MS NAUERT: Our policy is not regime change; but if the Iranian people were to choose somewhere down the road to make their views known, they’re certainly welcome to do so. But that is not our policy.
QUESTION: Just to follow up on that --
MS NAUERT: Yeah, yeah.
MS NAUERT: I think it’s up to the Government of Iran how they want to behave. We certainly haven’t seen them behave as a responsible international partner for very many years. There’s no one who knows that better than my colleagues here at the State Department when we look back at what happened to our colleagues and our embassy so many years ago. We’ve seen that as Iran has had such a destabilizing influence in the region.
The Secretary was recently in Saudi Arabia, where we had conversations with our Saudi Arabian partners about the missiles that had been launched on Riyadh. I’d go back to you and say this: Imagine that happening at any other country around the world, where the Iranian regime is launching missiles at an airport, a commercial airport. You could hit civilians, you could hit Americans, could cause a great deal of damage. The world should not tolerate that from Iran. The would certainly wouldn’t tolerate it from other countries.
QUESTION: A couple things.
MS NAUERT: And we’re going to have to wrap. We’re going to have to wrap in just a minute.
QUESTION: It’s not actually Iran that’s – are you saying that Iran is firing these missiles?
MS NAUERT: Iran is backing the Houthi rebels, and we’ve been very clear about that. This is not the first time we’ve had that conversation.
QUESTION: (Inaudible.) Also, when you say for far too long the Iranian people have lived under this – these abuses that you talked about --
MS NAUERT: Yeah.
QUESTION: -- you’re referring back to ’79, to the Iranian Revolution?
MS NAUERT: This has happened for a very long time. This is nothing new, Matt. I don’t think you should be surprised by this.
QUESTION: No, I just want to know: Are you drawing a distinction between the human rights paradise that Iran was under the shah?
MS NAUERT: Matt, I am simply saying that people there have experienced repression. They know that repression very well. Okay.
MS NAUERT: Yes.
QUESTION: I just want to – you can go back to Iran. I just need to get a – I just need to get your reaction to the arrests of these women’s rights activists. There seem to be more today.
MS NAUERT: Are there reports of – of that?
QUESTION: It might have been yesterday. I think it’s up to 10 now, if I’m not mistaken.

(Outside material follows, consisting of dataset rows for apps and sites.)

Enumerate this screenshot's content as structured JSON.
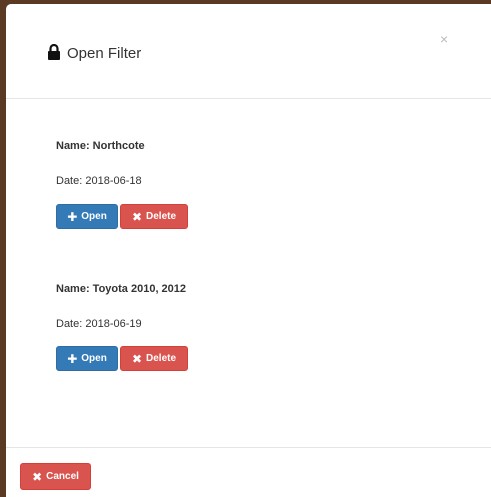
{
  "modal": {
    "title": "Open Filter",
    "title_icon": "lock-icon",
    "close_symbol": "×"
  },
  "filters": [
    {
      "name": "Name: Northcote",
      "date": "Date: 2018-06-18",
      "open_label": "Open",
      "delete_label": "Delete"
    },
    {
      "name": "Name: Toyota 2010, 2012",
      "date": "Date: 2018-06-19",
      "open_label": "Open",
      "delete_label": "Delete"
    }
  ],
  "footer": {
    "cancel_label": "Cancel"
  },
  "icons": {
    "open": "plus-icon",
    "delete": "x-icon",
    "cancel": "x-icon"
  },
  "colors": {
    "primary": "#337ab7",
    "danger": "#d9534f",
    "backdrop": "#5a3a22"
  }
}
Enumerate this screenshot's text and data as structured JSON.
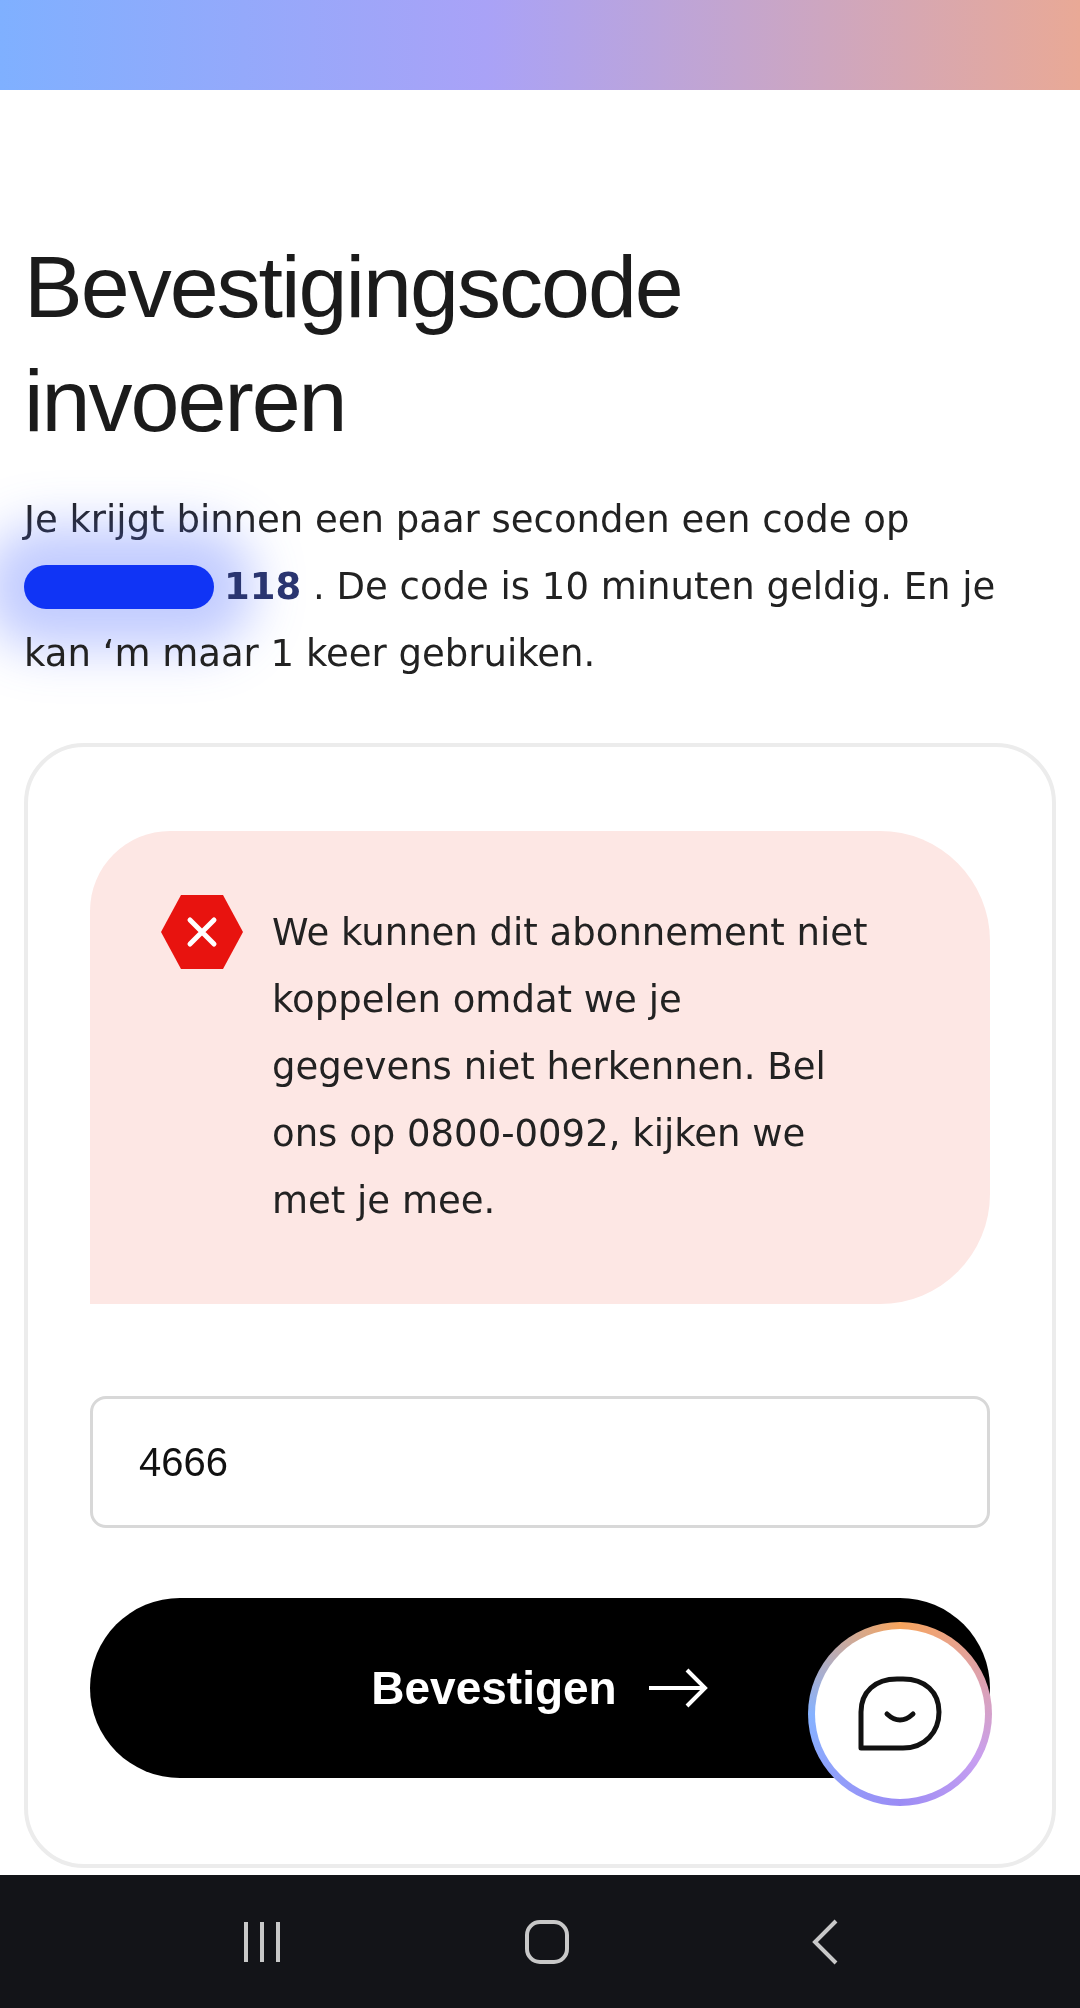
{
  "title": "Bevestigingscode invoeren",
  "intro_lines": [
    "Je krijgt binnen een paar seconden een code op",
    "**118** . De code is 10 minuten geldig. En je",
    "kan ‘m maar 1 keer gebruiken."
  ],
  "alert": {
    "kind": "error",
    "message": "We kunnen dit abonnement niet koppelen omdat we je gegevens niet herkennen. Bel ons op 0800-0092, kijken we met je mee."
  },
  "code_field": {
    "value": "4666"
  },
  "submit_button": {
    "label": "Bevestigen"
  }
}
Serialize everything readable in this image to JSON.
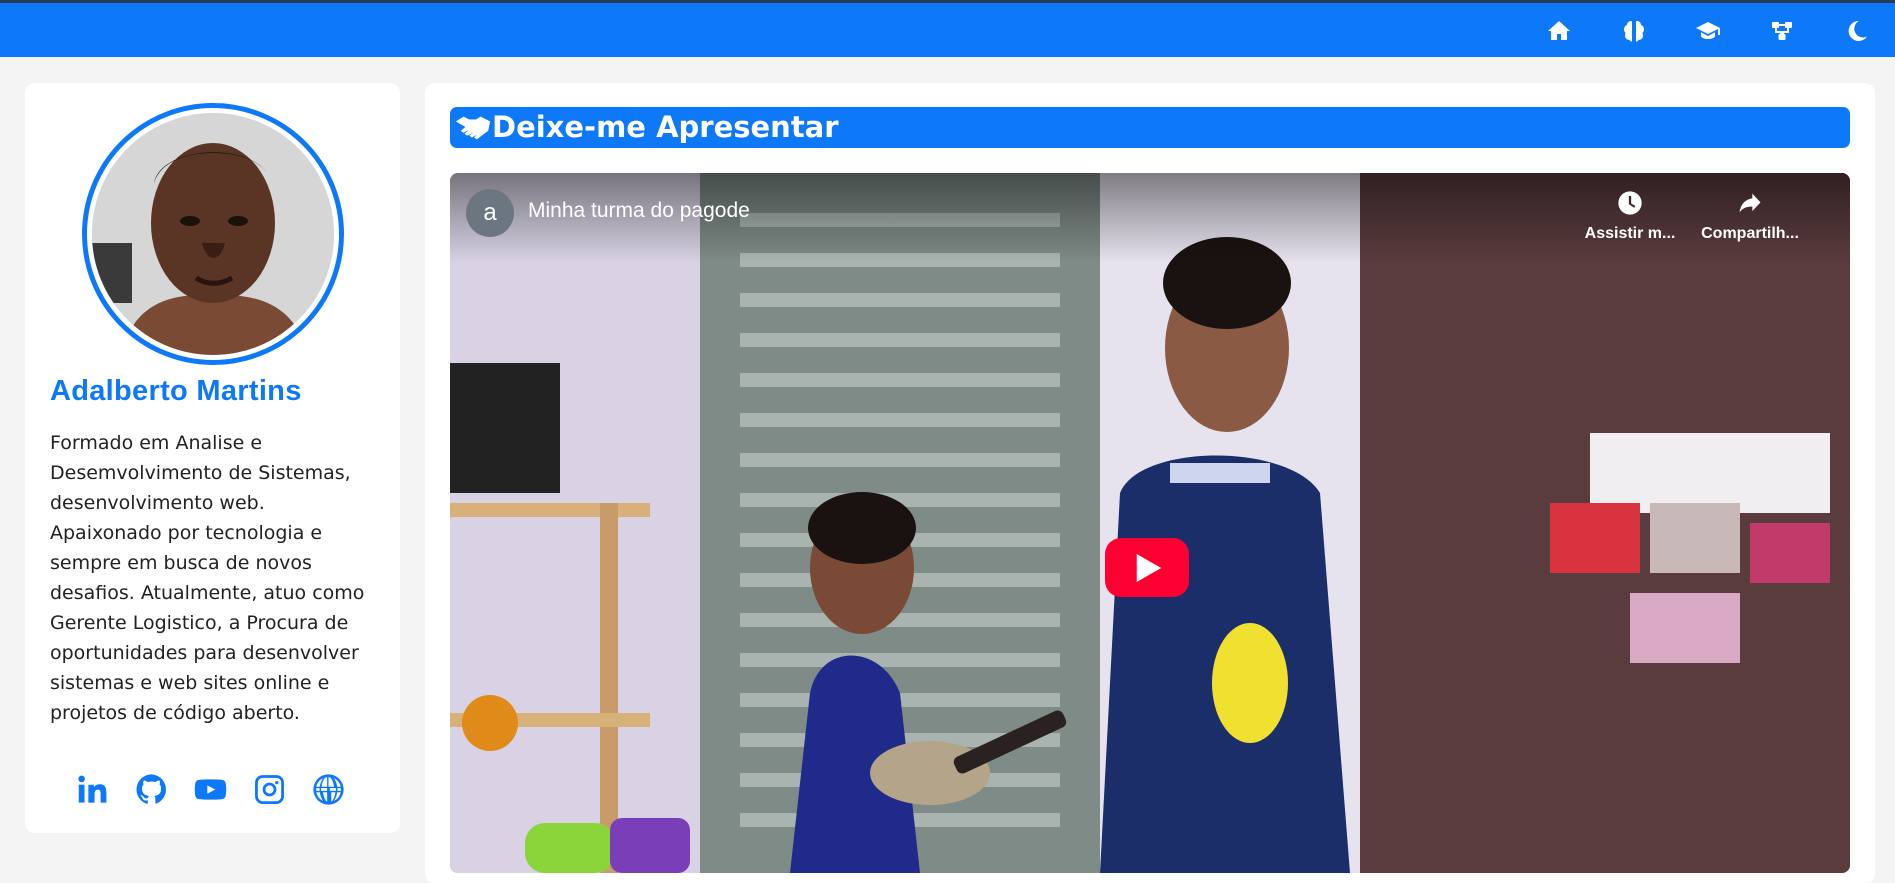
{
  "nav": {
    "icons": [
      "home-icon",
      "brain-icon",
      "graduation-cap-icon",
      "diagram-icon",
      "moon-icon"
    ]
  },
  "profile": {
    "name": "Adalberto Martins",
    "bio": "Formado em Analise e Desemvolvimento de Sistemas, desenvolvimento web. Apaixonado por tecnologia e sempre em busca de novos desafios. Atualmente, atuo como Gerente Logistico, a Procura de oportunidades para desenvolver sistemas e web sites online e projetos de código aberto.",
    "social_icons": [
      "linkedin-icon",
      "github-icon",
      "youtube-icon",
      "instagram-icon",
      "globe-icon"
    ]
  },
  "section": {
    "title": "Deixe-me Apresentar",
    "icon": "handshake-icon"
  },
  "video": {
    "channel_initial": "a",
    "title": "Minha turma do pagode",
    "watch_later_label": "Assistir m...",
    "share_label": "Compartilh..."
  },
  "colors": {
    "accent": "#0d78f8",
    "background": "#f4f4f4",
    "play_button": "#ff0033"
  }
}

MS NAUERT: I don’t have the number. I can just tell you Saudi Arabia, as I just mentioned, was a country we recently visited. We remain supportive of their overall reform agenda. I think that’s an important step in the right direction. A lot of people here and around the world were pleased and very happy to have heard their decision about women being able to drive on their own, attending movie theaters, and things of this sort. I can tell you that we are watching this carefully. We are concerned about the announced detention of activists in Saudi Arabia. We support space for civil society and also free speech, but overall, we’re concerned about it and we are keeping a close eye on it.
Okay, last question.
QUESTION: On Iran, the Secretary of State yesterday and today talked about assassinations in the heart of Europe being carried out today by the Quds Force. Are there any details about that? We looked and couldn’t find anything.
MS NAUERT: Yeah, I’m surprised you didn’t ask the Secretary about that himself.
QUESTION: I was rather late. I apologize.
MS NAUERT: He has information and access to information that I do not. I’m not able to comment on that in particular, but I can tell you that the Secretary has assured me that there is a basis for that point in his speech and he stands firmly behind that. Okay.
QUESTION: So it’s sort of classified intelligence information he’s saying there.
MS NAUERT: I won’t comment beyond that, but I can tell you that the Secretary has assured us of that.
Okay, guys, we have to wrap it there. Thank you so much.
(The briefing was concluded at 4:23 p.m.)
DPB # 29